“You’re looking kinda green around the gills, Spock.”
“That would be due to my Vulcan blood, doctor.”
“No, I mean you’re growing gills.”
At first, Spock thinks, surely McCoy is joking. But the assumption quickly fades when he sees the look on McCoy’s face. He touches the side of his neck and his fingers come away slightly slimy. He looks at his hand and see scales.
There’s the usual panic whenever unexplainable phenomena occur. He winds up in the isolation ward with Chapel, who is in full hazmat gear and is carrying a bottle of water with a spray top. She spritzes him occasionally and that helps with the itchy, dry skin, but it doesn’t stop the slow progression of the disease. If it is a disease.
It takes only a week for his legs to fuse together, skin growing first dry, then rough, the scaly. He forgoes pants and mourns the fact he can no longer wear his favorite boots with the little black heel. His feet flatten and shift into flowing fins. The scales are smooth to the touch now, and match the pale green scales on the back of his hands. Thankfully his upper body remains relatively the same, but now he’s heaving trouble breathing.
McCoy discovers the diseases isn’t communicable and then spends four sleepless nights in his room, along with Scotty and Chekov, and together the four of them build a tank that Spock can submerge himself in. At least he won’t suffocate in the meantime. It takes days for them to get the salinity right and meanwhile Spock is sluggish and tired all the time. Sulu transplants some seaweed and rocks into the tank and Spock tells him it’s illogical, but secretly he feels better anyway.
After the tank is complete McCoy refuses to leave, even though Spock is fine for the time being. Spock curls his tail up to his body and watches as McCoy eventually passes out, slumped against the glass. The glass is warmer where his body is, and Spock presses against it. He thinks he can feel McCoy’s dreams through the glass, but they are muddied by the water. Fuzzy and disjointed. Like passing through a haze.

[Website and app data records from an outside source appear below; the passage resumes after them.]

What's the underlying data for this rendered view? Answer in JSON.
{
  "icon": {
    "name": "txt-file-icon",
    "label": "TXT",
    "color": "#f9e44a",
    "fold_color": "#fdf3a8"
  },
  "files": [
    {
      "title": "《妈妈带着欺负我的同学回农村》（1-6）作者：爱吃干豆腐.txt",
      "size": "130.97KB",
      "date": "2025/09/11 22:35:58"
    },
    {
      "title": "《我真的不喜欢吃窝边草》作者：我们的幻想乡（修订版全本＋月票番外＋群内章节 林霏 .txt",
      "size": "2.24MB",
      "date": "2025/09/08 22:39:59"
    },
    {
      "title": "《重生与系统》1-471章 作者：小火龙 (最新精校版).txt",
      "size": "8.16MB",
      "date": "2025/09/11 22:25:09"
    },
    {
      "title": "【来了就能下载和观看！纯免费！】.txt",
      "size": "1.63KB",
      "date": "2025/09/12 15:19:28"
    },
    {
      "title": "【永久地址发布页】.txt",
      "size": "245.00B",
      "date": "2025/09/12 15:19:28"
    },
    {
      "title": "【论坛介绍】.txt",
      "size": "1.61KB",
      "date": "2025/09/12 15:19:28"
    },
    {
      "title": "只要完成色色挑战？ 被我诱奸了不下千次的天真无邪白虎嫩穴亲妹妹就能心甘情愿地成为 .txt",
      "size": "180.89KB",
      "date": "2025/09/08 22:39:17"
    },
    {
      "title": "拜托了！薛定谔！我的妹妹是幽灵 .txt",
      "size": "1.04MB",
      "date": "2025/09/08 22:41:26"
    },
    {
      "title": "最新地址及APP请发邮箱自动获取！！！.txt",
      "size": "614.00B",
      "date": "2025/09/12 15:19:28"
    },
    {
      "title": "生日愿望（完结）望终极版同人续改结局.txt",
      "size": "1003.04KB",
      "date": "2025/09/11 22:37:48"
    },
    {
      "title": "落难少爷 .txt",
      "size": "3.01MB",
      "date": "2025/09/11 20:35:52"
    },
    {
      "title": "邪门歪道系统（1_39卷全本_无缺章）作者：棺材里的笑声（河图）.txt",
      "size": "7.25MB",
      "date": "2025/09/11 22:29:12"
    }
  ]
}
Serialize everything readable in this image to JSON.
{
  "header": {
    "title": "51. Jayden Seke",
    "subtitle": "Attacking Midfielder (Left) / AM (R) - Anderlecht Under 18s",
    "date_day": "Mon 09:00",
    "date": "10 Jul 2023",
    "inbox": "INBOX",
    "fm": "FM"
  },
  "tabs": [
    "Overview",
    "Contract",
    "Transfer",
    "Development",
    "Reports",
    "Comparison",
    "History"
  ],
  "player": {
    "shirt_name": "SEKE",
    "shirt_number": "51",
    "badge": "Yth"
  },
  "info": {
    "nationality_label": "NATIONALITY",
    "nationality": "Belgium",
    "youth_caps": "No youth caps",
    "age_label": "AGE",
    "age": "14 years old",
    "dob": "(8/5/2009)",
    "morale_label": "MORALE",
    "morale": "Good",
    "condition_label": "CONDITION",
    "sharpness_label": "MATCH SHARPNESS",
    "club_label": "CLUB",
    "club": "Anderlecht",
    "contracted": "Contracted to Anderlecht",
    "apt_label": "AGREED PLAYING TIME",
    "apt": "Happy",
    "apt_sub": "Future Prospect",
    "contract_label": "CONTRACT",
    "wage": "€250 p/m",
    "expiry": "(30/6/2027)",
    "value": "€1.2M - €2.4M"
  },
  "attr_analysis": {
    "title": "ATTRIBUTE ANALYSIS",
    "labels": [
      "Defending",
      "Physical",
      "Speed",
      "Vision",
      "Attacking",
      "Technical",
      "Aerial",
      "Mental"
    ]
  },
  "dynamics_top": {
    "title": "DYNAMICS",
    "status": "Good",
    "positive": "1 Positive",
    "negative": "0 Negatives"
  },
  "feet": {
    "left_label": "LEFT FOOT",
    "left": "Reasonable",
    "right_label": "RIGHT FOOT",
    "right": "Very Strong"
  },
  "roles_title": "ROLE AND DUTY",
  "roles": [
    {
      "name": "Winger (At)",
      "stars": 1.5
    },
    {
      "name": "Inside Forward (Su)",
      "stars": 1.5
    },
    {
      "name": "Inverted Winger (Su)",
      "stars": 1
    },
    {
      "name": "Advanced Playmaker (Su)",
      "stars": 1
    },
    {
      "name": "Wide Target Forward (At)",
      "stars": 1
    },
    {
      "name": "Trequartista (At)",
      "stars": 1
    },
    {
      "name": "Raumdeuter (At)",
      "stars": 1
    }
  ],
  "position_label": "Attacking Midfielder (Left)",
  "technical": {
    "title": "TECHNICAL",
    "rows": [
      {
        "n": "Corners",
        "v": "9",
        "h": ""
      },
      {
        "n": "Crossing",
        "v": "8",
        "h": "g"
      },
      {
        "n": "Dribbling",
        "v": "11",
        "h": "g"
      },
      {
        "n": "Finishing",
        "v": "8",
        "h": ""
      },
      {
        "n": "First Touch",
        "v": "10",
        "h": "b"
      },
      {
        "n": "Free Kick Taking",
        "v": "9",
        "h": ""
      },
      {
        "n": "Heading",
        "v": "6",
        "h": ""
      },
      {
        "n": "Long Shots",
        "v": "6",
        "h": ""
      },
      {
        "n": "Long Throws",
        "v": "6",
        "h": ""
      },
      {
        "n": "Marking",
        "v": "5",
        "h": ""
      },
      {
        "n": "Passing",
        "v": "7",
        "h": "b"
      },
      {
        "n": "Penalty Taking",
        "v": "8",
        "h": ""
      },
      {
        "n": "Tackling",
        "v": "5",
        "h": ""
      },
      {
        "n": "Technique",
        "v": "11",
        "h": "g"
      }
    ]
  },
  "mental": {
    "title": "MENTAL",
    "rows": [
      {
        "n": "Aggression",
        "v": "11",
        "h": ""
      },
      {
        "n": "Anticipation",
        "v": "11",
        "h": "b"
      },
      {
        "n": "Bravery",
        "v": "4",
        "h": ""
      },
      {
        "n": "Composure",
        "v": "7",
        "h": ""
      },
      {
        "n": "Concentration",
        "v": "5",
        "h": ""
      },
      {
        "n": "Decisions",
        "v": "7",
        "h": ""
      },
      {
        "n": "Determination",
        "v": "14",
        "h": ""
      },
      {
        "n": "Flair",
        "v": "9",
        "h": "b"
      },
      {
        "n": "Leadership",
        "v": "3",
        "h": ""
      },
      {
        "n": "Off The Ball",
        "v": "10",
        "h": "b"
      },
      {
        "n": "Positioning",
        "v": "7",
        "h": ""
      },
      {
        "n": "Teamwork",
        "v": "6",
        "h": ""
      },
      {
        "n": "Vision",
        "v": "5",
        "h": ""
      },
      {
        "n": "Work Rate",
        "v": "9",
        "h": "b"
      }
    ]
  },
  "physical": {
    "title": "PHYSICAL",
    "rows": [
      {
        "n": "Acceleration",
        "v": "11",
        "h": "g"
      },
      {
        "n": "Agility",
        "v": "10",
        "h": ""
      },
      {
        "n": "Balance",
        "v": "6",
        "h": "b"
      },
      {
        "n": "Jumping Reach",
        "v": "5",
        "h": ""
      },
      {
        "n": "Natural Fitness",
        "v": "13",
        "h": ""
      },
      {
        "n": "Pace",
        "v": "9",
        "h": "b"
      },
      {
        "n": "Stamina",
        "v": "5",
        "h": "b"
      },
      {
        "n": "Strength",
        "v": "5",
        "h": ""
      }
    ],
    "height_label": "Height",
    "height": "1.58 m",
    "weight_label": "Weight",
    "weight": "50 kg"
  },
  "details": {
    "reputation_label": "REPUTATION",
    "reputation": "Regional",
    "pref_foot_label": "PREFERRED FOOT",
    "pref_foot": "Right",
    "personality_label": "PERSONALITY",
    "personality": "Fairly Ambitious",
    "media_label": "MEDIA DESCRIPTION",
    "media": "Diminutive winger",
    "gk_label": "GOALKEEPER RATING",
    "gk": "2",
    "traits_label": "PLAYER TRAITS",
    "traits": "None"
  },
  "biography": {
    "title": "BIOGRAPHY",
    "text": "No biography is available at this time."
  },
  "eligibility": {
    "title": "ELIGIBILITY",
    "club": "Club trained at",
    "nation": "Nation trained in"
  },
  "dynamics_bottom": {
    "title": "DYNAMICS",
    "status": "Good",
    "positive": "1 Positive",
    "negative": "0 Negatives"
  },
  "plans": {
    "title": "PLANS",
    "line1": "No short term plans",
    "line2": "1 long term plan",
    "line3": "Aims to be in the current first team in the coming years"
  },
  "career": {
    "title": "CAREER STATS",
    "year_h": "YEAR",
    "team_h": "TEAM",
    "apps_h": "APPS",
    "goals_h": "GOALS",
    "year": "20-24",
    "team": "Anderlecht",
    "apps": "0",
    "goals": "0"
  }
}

Work on a cure is slow. Or perhaps a cure will never come. Spock has trouble parsing McCoy’s increasingly vague updates. He finds himself growing isolated. Alone. He can’t even work, because he can’t bring the electronics into the tank with him.
He calls McCoy in and demands to be let out.
He touches his hand to the glass as McCoy lists all the reasons that he shouldn’t be out and about. Spock neatly negates them all and finally McCoy stops and sighs. Spock thinks he’s smiling.
“Got something for you.”
It’s a breathing device.
He still has to be fully submerged once every four hours, and he needs to use a wheelchair to get around, but now he’s free. He tries to go to his quarters but McCoy stops him.
“Oh no, no more slacking. You’re fit for duty.”
McCoy wheels him, protesting, to the turbolift. He’s shocked to find that ramps have been installed along the way. And on the bridge Jim’s chair is gone, and in its place is a sunken wading pool.
“Sulu and Chekov already love it,” Jim tells him with a grin. “They’ve been competing to see who can get the most ridiculous swimwear past dress code.”
Spock looks over to where Sulu is at the helm in a command-gold bikini and Chekov is wearing three pairs of Bermuda shorts, one pair on his legs and another on each arm. He’s fairly certain none of that meets dress code, but he says nothing. He’s too thankful.
He feels McCoy standing by his workstation. When he looks up, McCoy is smiling.
“I’ll get back to work on that cure.”
“Take your time, Doctor,” Spock says, his voice accented now with the sound of popping bubbles. “There is no urgency.”
He curls his tail up to his body and gets to work mapping the stars.